WHAT THE TASK REQUIRES | What is needed is the number of lines in the data below that include "prefers", stated by itself.

EXERCISE MATERIALS |
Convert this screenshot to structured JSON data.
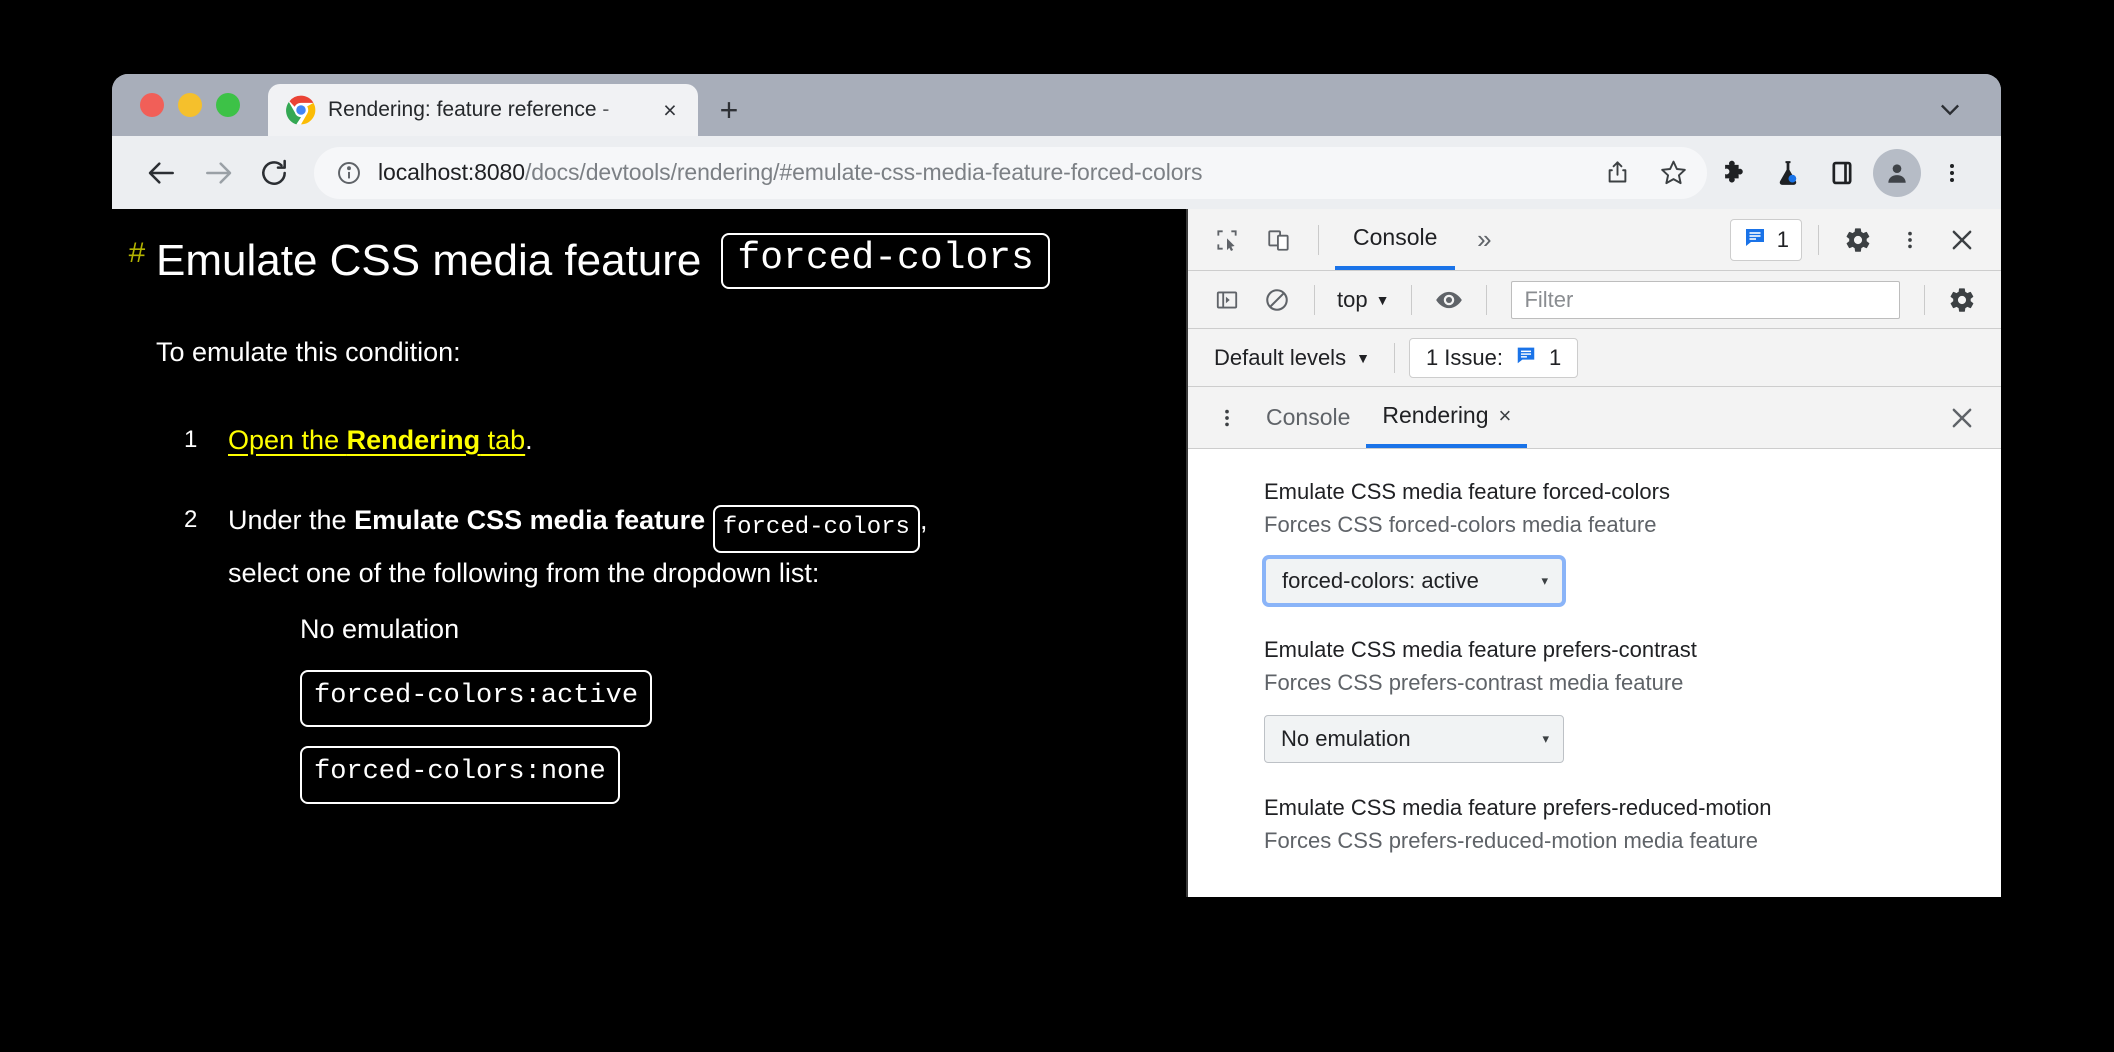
{
  "window": {
    "traffic_lights": [
      "close",
      "minimize",
      "maximize"
    ],
    "chevron_icon": "chevron-down-icon"
  },
  "tab": {
    "title": "Rendering: feature reference -",
    "favicon": "chrome-logo-icon",
    "close_label": "×",
    "new_tab_label": "+"
  },
  "omnibox": {
    "back_icon": "back-arrow-icon",
    "forward_icon": "forward-arrow-icon",
    "reload_icon": "reload-icon",
    "info_icon": "info-circle-icon",
    "url_host": "localhost:8080",
    "url_path": "/docs/devtools/rendering/#emulate-css-media-feature-forced-colors",
    "share_icon": "share-icon",
    "bookmark_icon": "star-icon",
    "extensions_icon": "puzzle-piece-icon",
    "experiment_icon": "flask-icon",
    "sidepanel_icon": "side-panel-icon",
    "profile_icon": "person-avatar-icon",
    "menu_icon": "three-dot-menu-icon"
  },
  "page": {
    "anchor": "#",
    "heading_text": "Emulate CSS media feature",
    "heading_code": "forced-colors",
    "intro": "To emulate this condition:",
    "steps": [
      {
        "num": "1",
        "link_prefix": "Open the ",
        "link_bold": "Rendering",
        "link_suffix": " tab",
        "tail": "."
      },
      {
        "num": "2",
        "prefix": "Under the ",
        "bold": "Emulate CSS media feature",
        "code": "forced-colors",
        "comma": ",",
        "line2": "select one of the following from the dropdown list:"
      }
    ],
    "options": [
      {
        "text": "No emulation",
        "code": false
      },
      {
        "text": "forced-colors:active",
        "code": true
      },
      {
        "text": "forced-colors:none",
        "code": true
      }
    ]
  },
  "devtools": {
    "inspect_icon": "inspect-element-icon",
    "device_icon": "device-toolbar-icon",
    "main_tab": "Console",
    "more_panels": "»",
    "issues_count": "1",
    "issues_icon": "issue-message-icon",
    "settings_icon": "gear-icon",
    "menu_icon": "three-dot-menu-icon",
    "close_icon": "close-icon",
    "filterbar": {
      "sidebar_icon": "console-sidebar-icon",
      "clear_icon": "clear-console-icon",
      "context": "top",
      "context_caret": "▼",
      "eye_icon": "live-expression-icon",
      "filter_placeholder": "Filter",
      "settings_icon": "gear-icon"
    },
    "levelbar": {
      "levels_label": "Default levels",
      "levels_caret": "▼",
      "issue_label": "1 Issue:",
      "issue_icon": "issue-message-icon",
      "issue_count": "1"
    },
    "drawer": {
      "menu_icon": "three-dot-menu-icon",
      "tabs": [
        {
          "label": "Console",
          "active": false,
          "closable": false
        },
        {
          "label": "Rendering",
          "active": true,
          "closable": true,
          "close": "×"
        }
      ],
      "close_icon": "close-icon"
    },
    "rendering": [
      {
        "title": "Emulate CSS media feature forced-colors",
        "desc": "Forces CSS forced-colors media feature",
        "value": "forced-colors: active",
        "caret": "▾",
        "focused": true
      },
      {
        "title": "Emulate CSS media feature prefers-contrast",
        "desc": "Forces CSS prefers-contrast media feature",
        "value": "No emulation",
        "caret": "▾",
        "focused": false
      },
      {
        "title": "Emulate CSS media feature prefers-reduced-motion",
        "desc": "Forces CSS prefers-reduced-motion media feature",
        "value": "",
        "caret": "",
        "focused": false
      }
    ]
  },
  "colors": {
    "accent_blue": "#1a73e8",
    "focus_blue": "#8ab4f8",
    "link_yellow": "#ffff00",
    "anchor_olive": "#b3b300",
    "page_bg": "#000000",
    "chrome_bg": "#a6adba"
  }
}
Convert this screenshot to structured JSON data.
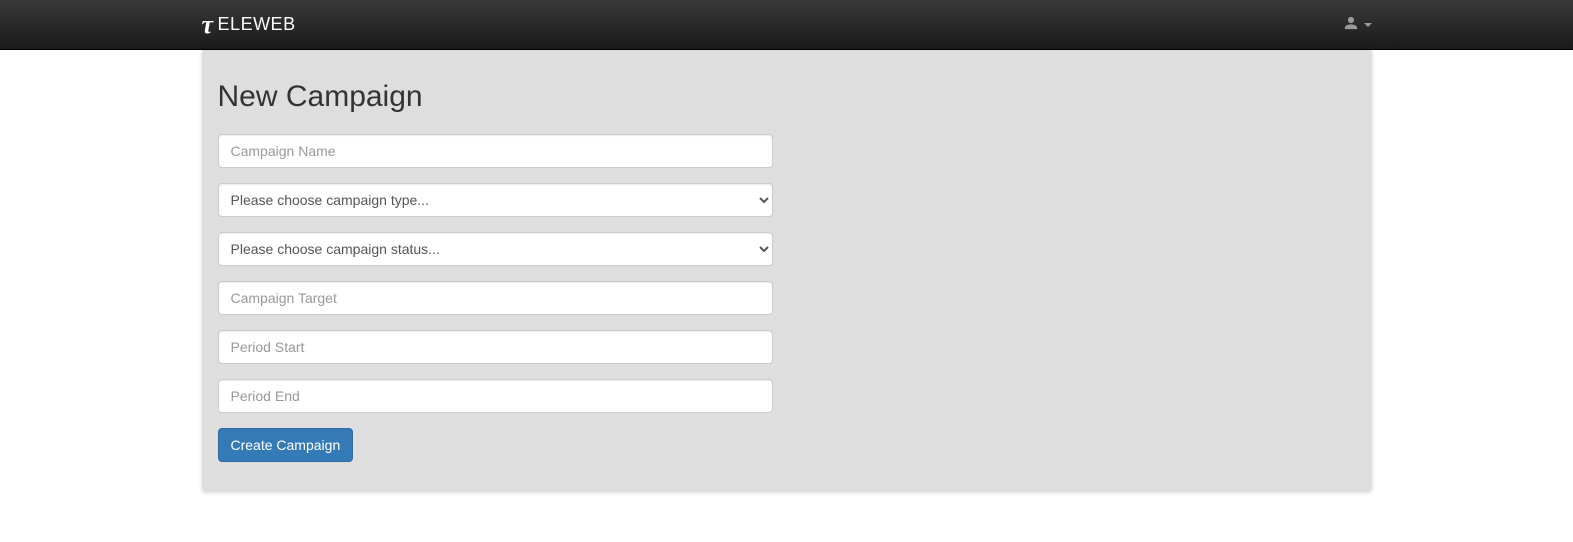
{
  "navbar": {
    "brand_text": "ELEWEB"
  },
  "page": {
    "title": "New Campaign"
  },
  "form": {
    "campaign_name": {
      "placeholder": "Campaign Name",
      "value": ""
    },
    "campaign_type": {
      "placeholder_option": "Please choose campaign type...",
      "value": ""
    },
    "campaign_status": {
      "placeholder_option": "Please choose campaign status...",
      "value": ""
    },
    "campaign_target": {
      "placeholder": "Campaign Target",
      "value": ""
    },
    "period_start": {
      "placeholder": "Period Start",
      "value": ""
    },
    "period_end": {
      "placeholder": "Period End",
      "value": ""
    },
    "submit_label": "Create Campaign"
  }
}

RESULT BELOW | 4